Photo: Dale Cruse via Flickr
What is the most important measure for your family when it comes to financial security? Is it the poverty rate in your community? The overall unemployment rate? Or is it the total take-home pay coming into your pocket each year? We suspect it’s the latter, so we created a new map showing the places with the 10 highest and 10 lowest median annual salary earnings in the country.
We analyzed occupational employment statistics from the Bureau of Labor Statistics for 381 metro areas. Figures represent the median annual income as of May 2017, the most recent information available. We took the 10 cities with the highest incomes and the 10 with the lowest and mapped them as green and red spikes, respectively. We then labeled the Top 10 in each category.
Top 10 cities with the highest annual median wages
1. San Francisco-Redwood City-South San Francisco, CA: $77,360
2. San Jose-Sunnyvale-Santa Clara, CA: $77,180
3. California-Lexington Park, MD: $70,860
4. Washington-Arlington-Alexandria, DC-VA-MD-WV: $70,170
5. San Francisco-Oakland-Hayward, CA: $69,700
6. Washington-Arlington-Alexandria, DC-VA-MD-WV: $69,210
7. Boston-Cambridge-Newton, MA: $69,170
8. Bridgeport-Stamford-Norwalk, CT: $67,540
9. Framingham, MA NECTA Division: $66,480
10. Seattle-Bellevue-Everett, WA: $65,350
Top 10 cities with the lowest annual median wages
1. Gadsden, AL: $35,190
2. Brownsville-Harlingen, TX: $35,240
3. Sebring, FL: $35,870
4. Myrtle Beach-Conway-North Myrtle Beach, SC-NC: $35,890
5. Hot Springs, AR: $36,040
6. Daphne-Fairhope-Foley, AL: $36,110
7. Jacksonville, NC: $36,310
8. McAllen-Edinburg-Mission, TX: $36,380
9. Morristown, TN: $36,570
10. Valdosta, GA: $36,880
The most obvious trend from our map is that cities with the lowest paying jobs tend to be in the Southeast, whereas most of the cities with the highest paying jobs are either on the West Coast or in the Northeast. You might expect places like San Francisco and San Jose to top the list, given the presence of so many high paying jobs with the tech community. The same can be said for Seattle and Boston. Interestingly, Washington, DC makes the Top 10 as well, perhaps suggesting that there’s money to be had if you’ve got connections to those in power.
But we think the best place to live is probably San Francisco.
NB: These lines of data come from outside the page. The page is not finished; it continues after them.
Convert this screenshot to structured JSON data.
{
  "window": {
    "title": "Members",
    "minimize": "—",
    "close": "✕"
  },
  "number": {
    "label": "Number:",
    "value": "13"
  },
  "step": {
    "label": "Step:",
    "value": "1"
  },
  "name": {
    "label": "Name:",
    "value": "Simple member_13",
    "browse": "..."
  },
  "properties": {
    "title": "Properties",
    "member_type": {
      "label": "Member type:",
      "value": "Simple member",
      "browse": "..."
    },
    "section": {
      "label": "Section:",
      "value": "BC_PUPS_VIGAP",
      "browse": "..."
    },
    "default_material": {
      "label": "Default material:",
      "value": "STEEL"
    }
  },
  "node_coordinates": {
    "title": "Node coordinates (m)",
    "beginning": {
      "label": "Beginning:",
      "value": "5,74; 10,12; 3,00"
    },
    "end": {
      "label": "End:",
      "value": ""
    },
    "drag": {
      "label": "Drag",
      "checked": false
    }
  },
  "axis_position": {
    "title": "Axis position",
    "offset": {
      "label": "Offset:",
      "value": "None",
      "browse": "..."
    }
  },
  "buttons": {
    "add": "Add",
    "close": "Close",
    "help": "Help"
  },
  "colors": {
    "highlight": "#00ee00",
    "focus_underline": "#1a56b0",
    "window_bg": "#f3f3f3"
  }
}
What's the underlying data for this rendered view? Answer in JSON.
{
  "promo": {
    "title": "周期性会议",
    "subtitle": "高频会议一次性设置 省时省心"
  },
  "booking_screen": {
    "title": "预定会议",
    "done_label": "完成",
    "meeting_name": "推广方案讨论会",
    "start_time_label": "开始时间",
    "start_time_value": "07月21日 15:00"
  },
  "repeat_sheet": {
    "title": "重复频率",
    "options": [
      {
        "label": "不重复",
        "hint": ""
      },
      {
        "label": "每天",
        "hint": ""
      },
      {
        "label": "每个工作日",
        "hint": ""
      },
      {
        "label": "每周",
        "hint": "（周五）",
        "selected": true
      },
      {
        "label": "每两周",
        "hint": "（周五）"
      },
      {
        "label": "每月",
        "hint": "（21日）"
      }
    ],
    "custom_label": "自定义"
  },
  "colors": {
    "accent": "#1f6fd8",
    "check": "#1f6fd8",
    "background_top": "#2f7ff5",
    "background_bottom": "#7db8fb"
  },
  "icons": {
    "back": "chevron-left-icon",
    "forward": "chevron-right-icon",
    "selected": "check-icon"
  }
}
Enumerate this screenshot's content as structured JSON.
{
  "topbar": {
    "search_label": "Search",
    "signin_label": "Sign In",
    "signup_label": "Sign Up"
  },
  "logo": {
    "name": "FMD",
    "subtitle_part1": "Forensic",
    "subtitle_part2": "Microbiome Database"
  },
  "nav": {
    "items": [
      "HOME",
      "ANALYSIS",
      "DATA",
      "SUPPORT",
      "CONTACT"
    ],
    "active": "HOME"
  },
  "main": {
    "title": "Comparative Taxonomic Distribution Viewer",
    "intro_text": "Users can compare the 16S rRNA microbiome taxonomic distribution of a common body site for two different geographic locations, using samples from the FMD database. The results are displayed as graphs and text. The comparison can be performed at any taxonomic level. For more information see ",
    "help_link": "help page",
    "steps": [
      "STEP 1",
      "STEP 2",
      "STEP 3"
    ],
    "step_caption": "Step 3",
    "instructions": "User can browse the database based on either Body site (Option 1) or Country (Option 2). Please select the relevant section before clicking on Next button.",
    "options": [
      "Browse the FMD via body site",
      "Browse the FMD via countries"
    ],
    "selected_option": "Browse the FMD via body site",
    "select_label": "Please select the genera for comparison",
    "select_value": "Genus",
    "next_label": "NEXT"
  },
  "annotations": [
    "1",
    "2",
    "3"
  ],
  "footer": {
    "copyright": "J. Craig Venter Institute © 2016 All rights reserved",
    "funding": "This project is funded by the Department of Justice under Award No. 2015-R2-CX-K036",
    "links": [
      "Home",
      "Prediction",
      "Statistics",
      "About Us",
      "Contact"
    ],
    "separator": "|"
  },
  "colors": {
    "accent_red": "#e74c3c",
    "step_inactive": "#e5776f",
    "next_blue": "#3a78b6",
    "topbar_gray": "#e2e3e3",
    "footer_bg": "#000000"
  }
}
It has an unemployment rate of just 2.8% (the lowest of any in the Top 10) and a poverty rate of just 9.2% (the second lowest in the Top 10). That signals an economy running at top speed. Great weather, by the ocean, plenty of good paying jobs — now if only they can do something about the earthquakes.
Seattle, Boston, San Francisco — you’ve no doubt heard of many of the cities with the highest paying jobs. Gadsen, Brownsville, Sebring — do any of those places ring a bell? Many of the metro areas with the lowest paying jobs are hard to find on a map precisely because they aren’t known for any booming industries. As a matter of fact, Texas has two cities in the bottom 10, neither of which are the big ones you’ve already heard of like Dallas or Houston.
There are a couple of interesting surprises on our map at both ends of the spectrum, however. Fairbanks, Alaska makes it into the Top 10 (with a median salary of $56,760), thanks in large part to the scarcity of labor on the last frontier and the oil industry. Alaska produces so much oil that instead of taxing people’s income, the state government actually pays people to live and work there. Boulder, Colorado also stands out as the only city on Mountain Time making it into the Top 25.
Inequality is one of the defining themes of the U.S. today, but it can be a hard thing to illustrate. Our map shows where the haves and the have-nots tend to live and, although it is not a complete picture, it demonstrates enormous regional differences in take-home pay for American workers.
Data: Table 1.1